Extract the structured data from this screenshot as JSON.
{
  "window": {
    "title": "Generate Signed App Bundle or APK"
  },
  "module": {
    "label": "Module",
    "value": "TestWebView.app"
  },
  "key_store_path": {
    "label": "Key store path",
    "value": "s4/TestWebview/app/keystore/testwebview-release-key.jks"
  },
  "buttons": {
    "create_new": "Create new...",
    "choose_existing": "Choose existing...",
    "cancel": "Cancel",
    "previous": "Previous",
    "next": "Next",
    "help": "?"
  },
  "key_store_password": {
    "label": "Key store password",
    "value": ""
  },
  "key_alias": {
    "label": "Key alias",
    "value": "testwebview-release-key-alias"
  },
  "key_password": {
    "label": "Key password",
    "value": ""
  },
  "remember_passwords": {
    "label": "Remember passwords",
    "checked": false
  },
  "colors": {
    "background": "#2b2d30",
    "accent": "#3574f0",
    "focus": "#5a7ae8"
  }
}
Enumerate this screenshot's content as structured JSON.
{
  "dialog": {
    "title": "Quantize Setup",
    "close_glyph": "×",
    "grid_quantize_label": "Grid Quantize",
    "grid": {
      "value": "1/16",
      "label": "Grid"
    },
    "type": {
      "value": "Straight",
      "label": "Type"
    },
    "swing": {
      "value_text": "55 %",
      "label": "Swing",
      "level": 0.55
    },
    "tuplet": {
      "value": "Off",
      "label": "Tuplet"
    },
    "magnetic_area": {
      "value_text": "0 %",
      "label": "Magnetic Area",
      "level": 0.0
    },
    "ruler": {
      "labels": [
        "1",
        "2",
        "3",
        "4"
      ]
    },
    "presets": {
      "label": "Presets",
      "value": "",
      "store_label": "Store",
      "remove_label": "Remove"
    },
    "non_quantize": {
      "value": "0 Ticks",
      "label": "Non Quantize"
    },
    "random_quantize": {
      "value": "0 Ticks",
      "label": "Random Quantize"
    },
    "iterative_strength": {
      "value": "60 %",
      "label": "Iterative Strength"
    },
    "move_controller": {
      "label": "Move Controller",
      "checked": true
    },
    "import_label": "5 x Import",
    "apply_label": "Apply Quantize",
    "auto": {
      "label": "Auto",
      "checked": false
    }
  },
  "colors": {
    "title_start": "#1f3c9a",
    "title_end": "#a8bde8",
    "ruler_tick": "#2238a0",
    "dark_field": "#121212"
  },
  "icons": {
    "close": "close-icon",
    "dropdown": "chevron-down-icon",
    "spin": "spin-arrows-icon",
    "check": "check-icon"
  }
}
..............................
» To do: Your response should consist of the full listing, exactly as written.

» Your response:
Extract the structured data from this screenshot as JSON.
{
  "window": {
    "title": "Generate Signed App Bundle or APK"
  },
  "module": {
    "label": "Module",
    "value": "TestWebView.app"
  },
  "key_store_path": {
    "label": "Key store path",
    "value": "s4/TestWebview/app/keystore/testwebview-release-key.jks"
  },
  "buttons": {
    "create_new": "Create new...",
    "choose_existing": "Choose existing...",
    "cancel": "Cancel",
    "previous": "Previous",
    "next": "Next",
    "help": "?"
  },
  "key_store_password": {
    "label": "Key store password",
    "value": ""
  },
  "key_alias": {
    "label": "Key alias",
    "value": "testwebview-release-key-alias"
  },
  "key_password": {
    "label": "Key password",
    "value": ""
  },
  "remember_passwords": {
    "label": "Remember passwords",
    "checked": false
  },
  "colors": {
    "background": "#2b2d30",
    "accent": "#3574f0",
    "focus": "#5a7ae8"
  }
}
Enumerate this screenshot's content as structured JSON.
{
  "dialog": {
    "title": "Quantize Setup",
    "close_glyph": "×",
    "grid_quantize_label": "Grid Quantize",
    "grid": {
      "value": "1/16",
      "label": "Grid"
    },
    "type": {
      "value": "Straight",
      "label": "Type"
    },
    "swing": {
      "value_text": "55 %",
      "label": "Swing",
      "level": 0.55
    },
    "tuplet": {
      "value": "Off",
      "label": "Tuplet"
    },
    "magnetic_area": {
      "value_text": "0 %",
      "label": "Magnetic Area",
      "level": 0.0
    },
    "ruler": {
      "labels": [
        "1",
        "2",
        "3",
        "4"
      ]
    },
    "presets": {
      "label": "Presets",
      "value": "",
      "store_label": "Store",
      "remove_label": "Remove"
    },
    "non_quantize": {
      "value": "0 Ticks",
      "label": "Non Quantize"
    },
    "random_quantize": {
      "value": "0 Ticks",
      "label": "Random Quantize"
    },
    "iterative_strength": {
      "value": "60 %",
      "label": "Iterative Strength"
    },
    "move_controller": {
      "label": "Move Controller",
      "checked": true
    },
    "import_label": "5 x Import",
    "apply_label": "Apply Quantize",
    "auto": {
      "label": "Auto",
      "checked": false
    }
  },
  "colors": {
    "title_start": "#1f3c9a",
    "title_end": "#a8bde8",
    "ruler_tick": "#2238a0",
    "dark_field": "#121212"
  },
  "icons": {
    "close": "close-icon",
    "dropdown": "chevron-down-icon",
    "spin": "spin-arrows-icon",
    "check": "check-icon"
  }
}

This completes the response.